» Exercise: Every line that contains "JSON" must be located and copied from the data.

» Study material:
:::::

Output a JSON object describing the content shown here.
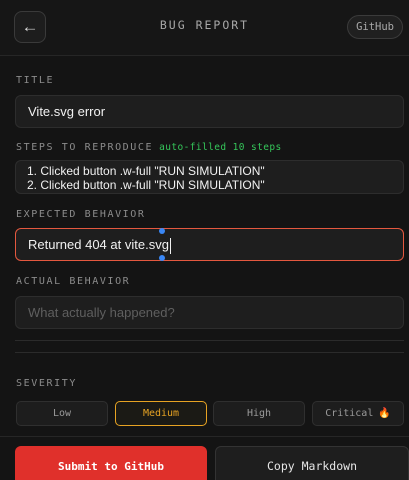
{
  "header": {
    "back_icon": "←",
    "title": "BUG REPORT",
    "github_label": "GitHub"
  },
  "form": {
    "title_label": "TITLE",
    "title_value": "Vite.svg error",
    "steps_label": "STEPS TO REPRODUCE",
    "steps_hint": "auto-filled 10 steps",
    "steps_lines": [
      "1. Clicked button .w-full \"RUN SIMULATION\"",
      "2. Clicked button .w-full \"RUN SIMULATION\""
    ],
    "expected_label": "EXPECTED BEHAVIOR",
    "expected_value": "Returned 404 at vite.svg",
    "actual_label": "ACTUAL BEHAVIOR",
    "actual_placeholder": "What actually happened?"
  },
  "severity": {
    "label": "SEVERITY",
    "options": [
      "Low",
      "Medium",
      "High",
      "Critical"
    ],
    "selected": "Medium",
    "critical_icon": "🔥"
  },
  "actions": {
    "submit_label": "Submit to GitHub",
    "copy_label": "Copy Markdown"
  },
  "colors": {
    "accent_red": "#e0302b",
    "selected_amber": "#e7a323",
    "hint_green": "#35c65a",
    "focus_border": "#e4583f"
  }
}
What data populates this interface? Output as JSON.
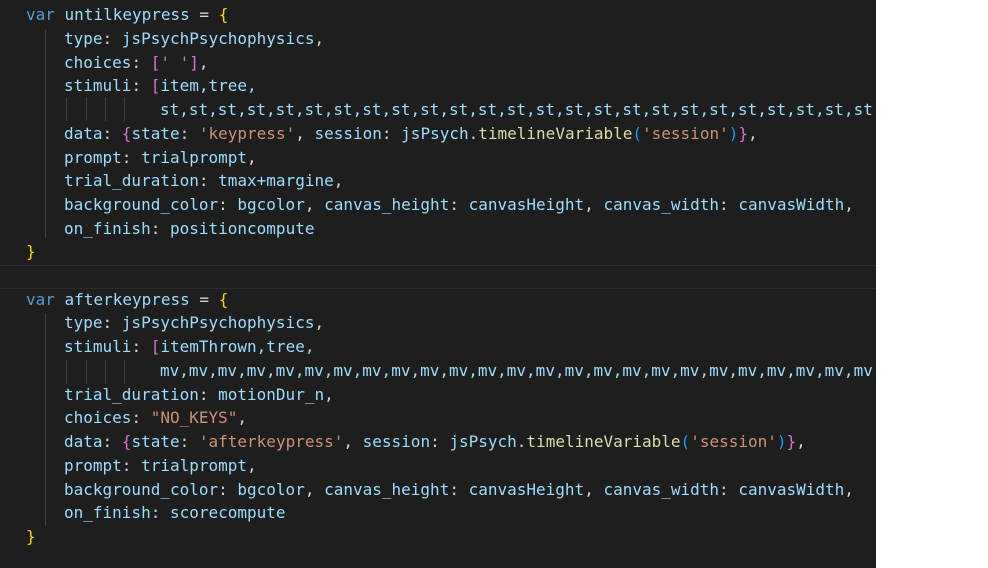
{
  "block1": {
    "decl_kw": "var",
    "decl_name": "untilkeypress",
    "decl_eq": " = ",
    "open": "{",
    "type_key": "type",
    "type_val": "jsPsychPsychophysics",
    "choices_key": "choices",
    "choices_open": "[",
    "choices_str": "' '",
    "choices_close": "]",
    "stimuli_key": "stimuli",
    "stimuli_open": "[",
    "stimuli_head": "item,tree,",
    "stimuli_cont": "st,st,st,st,st,st,st,st,st,st,st,st,st,st,st,st,st,st,st,st,st,st,st,st,st,",
    "data_key": "data",
    "data_open": "{",
    "data_state_key": "state",
    "data_state_val": "'keypress'",
    "data_session_key": "session",
    "data_obj": "jsPsych",
    "data_method": "timelineVariable",
    "data_paren_open": "(",
    "data_session_str": "'session'",
    "data_paren_close": ")",
    "data_close": "}",
    "prompt_key": "prompt",
    "prompt_val": "trialprompt",
    "duration_key": "trial_duration",
    "duration_val": "tmax+margine",
    "bg_key": "background_color",
    "bg_val": "bgcolor",
    "ch_key": "canvas_height",
    "ch_val": "canvasHeight",
    "cw_key": "canvas_width",
    "cw_val": "canvasWidth",
    "finish_key": "on_finish",
    "finish_val": "positioncompute",
    "close": "}"
  },
  "block2": {
    "decl_kw": "var",
    "decl_name": "afterkeypress",
    "decl_eq": " = ",
    "open": "{",
    "type_key": "type",
    "type_val": "jsPsychPsychophysics",
    "stimuli_key": "stimuli",
    "stimuli_open": "[",
    "stimuli_head": "itemThrown,tree,",
    "stimuli_cont": "mv,mv,mv,mv,mv,mv,mv,mv,mv,mv,mv,mv,mv,mv,mv,mv,mv,mv,mv,mv,mv,mv,mv,mv,mv,",
    "duration_key": "trial_duration",
    "duration_val": "motionDur_n",
    "choices_key": "choices",
    "choices_str": "\"NO_KEYS\"",
    "data_key": "data",
    "data_open": "{",
    "data_state_key": "state",
    "data_state_val": "'afterkeypress'",
    "data_session_key": "session",
    "data_obj": "jsPsych",
    "data_method": "timelineVariable",
    "data_paren_open": "(",
    "data_session_str": "'session'",
    "data_paren_close": ")",
    "data_close": "}",
    "prompt_key": "prompt",
    "prompt_val": "trialprompt",
    "bg_key": "background_color",
    "bg_val": "bgcolor",
    "ch_key": "canvas_height",
    "ch_val": "canvasHeight",
    "cw_key": "canvas_width",
    "cw_val": "canvasWidth",
    "finish_key": "on_finish",
    "finish_val": "scorecompute",
    "close": "}"
  }
}
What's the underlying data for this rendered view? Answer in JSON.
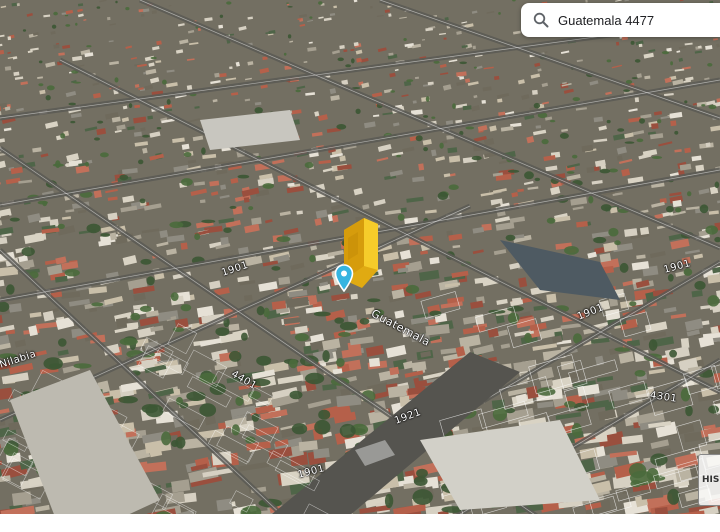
{
  "search": {
    "query": "Guatemala 4477"
  },
  "streets": {
    "main": "Guatemala",
    "labels": [
      "4301",
      "1901",
      "1921",
      "1901",
      "4401",
      "1901",
      "1901"
    ],
    "left_partial": "Nilabia"
  },
  "history_button": {
    "label": "HIS"
  },
  "colors": {
    "pin": "#36b4e0",
    "highlight_building": "#f2c21e",
    "search_bg": "#ffffff"
  }
}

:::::

» Response:
Output a JSON object describing the content shown here.
What data populates this interface? Output as JSON.
What's the underlying data for this rendered view? Answer in JSON.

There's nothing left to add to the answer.